We also talked a lot about the changes in selling and how digital tools and virtual selling is now just selling. In fact, he rattled off a really interesting statistic – 92% of buyers prefer virtual selling. It makes sense to a certain degree if you’re sitting in your living room or your home office. Do you want a stranger to come into your room or maybe into your work office? Some people really, really want to meet people in person, but many people don’t.
There’s a lot of introverts out there, people that want to mitigate and manage their interactions. One of the things that’s great about virtual selling is, inevitably, the meeting always ends on time, everybody’s got back-to-back meetings, and there’s no opportunity for dallying or lingering, and you can regiment your schedule in a much more disciplined way. And. frankly, build in time for yourself in an easier way than whenever when all of the selling was in person.
Are you working on the tools that are going to help you get better in this virtual selling environment? Using technology, being analytical, understanding data, all of that’s going to become even more important as tools like Outreach and Gong and others proliferate. It’s a really interesting point.
Before we go, we want to thank our sponsors. As you know, we’ve got three sponsors on the show. The first is Outreach, head on over to outreach.io/onoutreach to see how Outreach does outreach.
Our other sponsor is the company I work for. It’s a company called Pavilion. We used to be known as Revenue Collective – we just changed our name to accommodate the fact that we’re creating communities for all kinds of functional areas, not just revenue. If you want to learn more and unlock your professional potential and get that promotion, go over to joinpavillion.com and apply.
Finally, LinkedIn. Find new ways to connect with your buyers virtually, with LinkedIn Sales Navigator. Learn more or request a free demo at business.linkedin.com/sales-solutions.
If you’re not a part of the Sales Hacker community yet you’re missing out. Go over to saleshacker.com to sign up. If you’re listening right now and you like what you heard, hit that five-star review on your podcast listening platform of choice.
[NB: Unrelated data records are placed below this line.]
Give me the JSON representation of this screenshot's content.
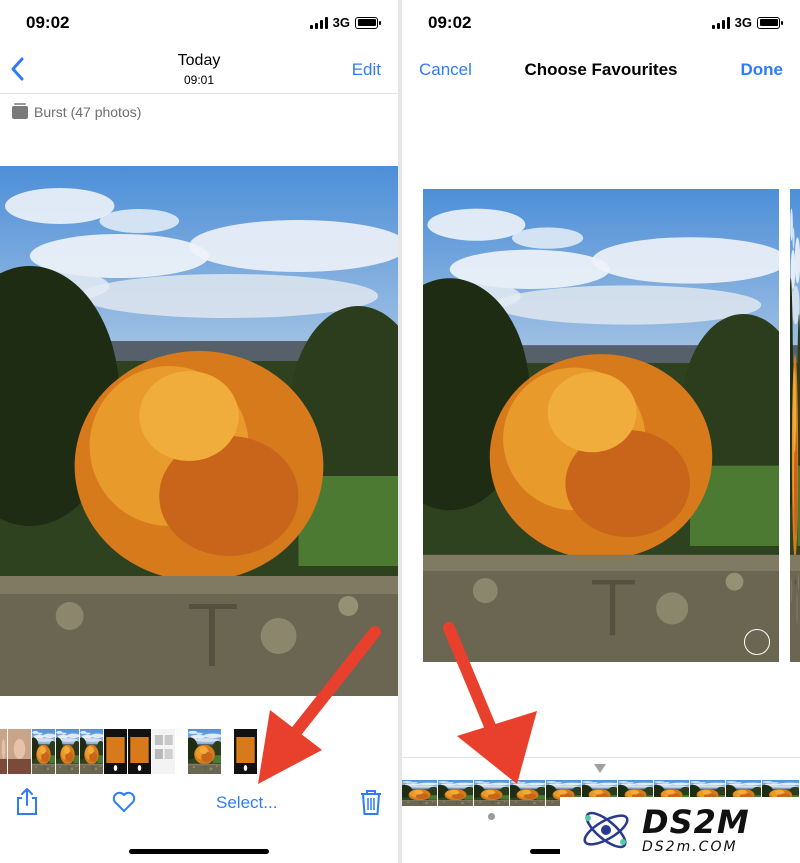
{
  "left": {
    "status": {
      "time": "09:02",
      "network": "3G"
    },
    "nav": {
      "title": "Today",
      "subtitle": "09:01",
      "edit_label": "Edit"
    },
    "burst_label": "Burst (47 photos)",
    "toolbar": {
      "select_label": "Select..."
    }
  },
  "right": {
    "status": {
      "time": "09:02",
      "network": "3G"
    },
    "nav": {
      "cancel_label": "Cancel",
      "title": "Choose Favourites",
      "done_label": "Done"
    }
  },
  "icons": {
    "back": "chevron-left-icon",
    "share": "share-icon",
    "favorite": "heart-icon",
    "delete": "trash-icon",
    "signal": "signal-icon",
    "battery": "battery-icon",
    "burst": "burst-stack-icon"
  },
  "colors": {
    "accent": "#2f7cf6",
    "arrow": "#e8402c"
  },
  "watermark": {
    "brand": "DS2M",
    "domain": "DS2m.COM"
  }
}
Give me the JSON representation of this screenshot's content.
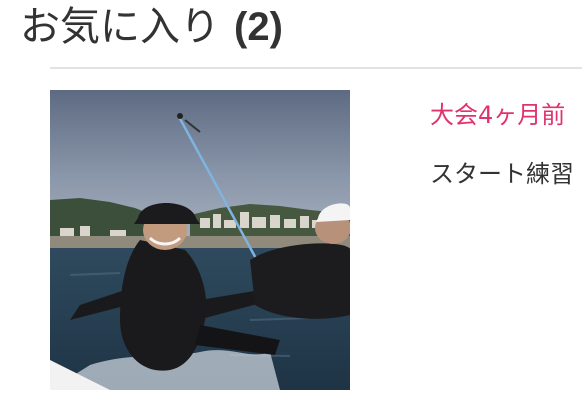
{
  "favorites": {
    "title": "お気に入り",
    "count": "(2)"
  },
  "post": {
    "meta": "大会4ヶ月前",
    "excerpt": "スタート練習",
    "image_alt": "sailing photo"
  },
  "colors": {
    "accent": "#e0336e",
    "text": "#333333",
    "divider": "#e2e2e2"
  }
}
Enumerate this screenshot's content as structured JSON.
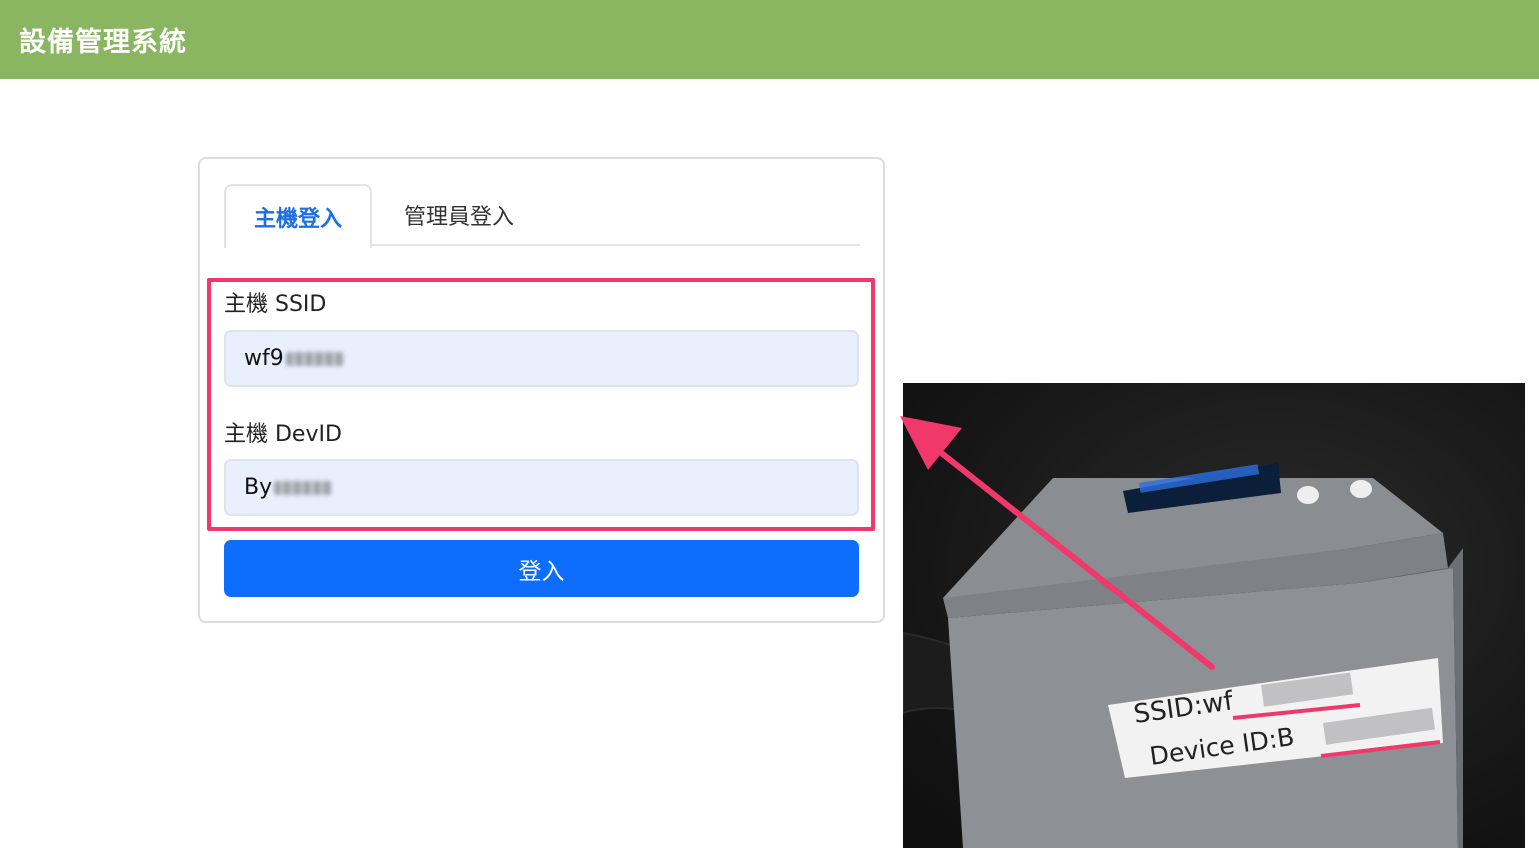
{
  "header": {
    "title": "設備管理系統"
  },
  "tabs": [
    {
      "label": "主機登入",
      "active": true
    },
    {
      "label": "管理員登入",
      "active": false
    }
  ],
  "form": {
    "ssid_label": "主機 SSID",
    "ssid_value": "wf9",
    "devid_label": "主機 DevID",
    "devid_value": "By",
    "login_label": "登入"
  },
  "photo": {
    "ssid_text": "SSID:wf",
    "device_text": "Device ID:B"
  },
  "colors": {
    "header_bg": "#8ab662",
    "accent": "#0d6efd",
    "highlight": "#f0386b"
  }
}
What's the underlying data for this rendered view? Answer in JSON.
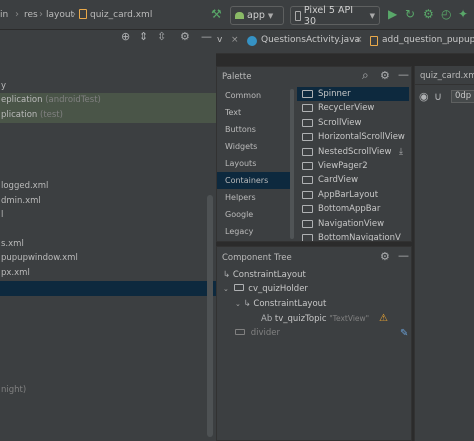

It really helps us get this message out to more ears.
Want to get in touch with me? You can find me at linkedin.com/in/samfjacobs, or email me, Sam@joinpavillion.com. I’ll talk to you next time.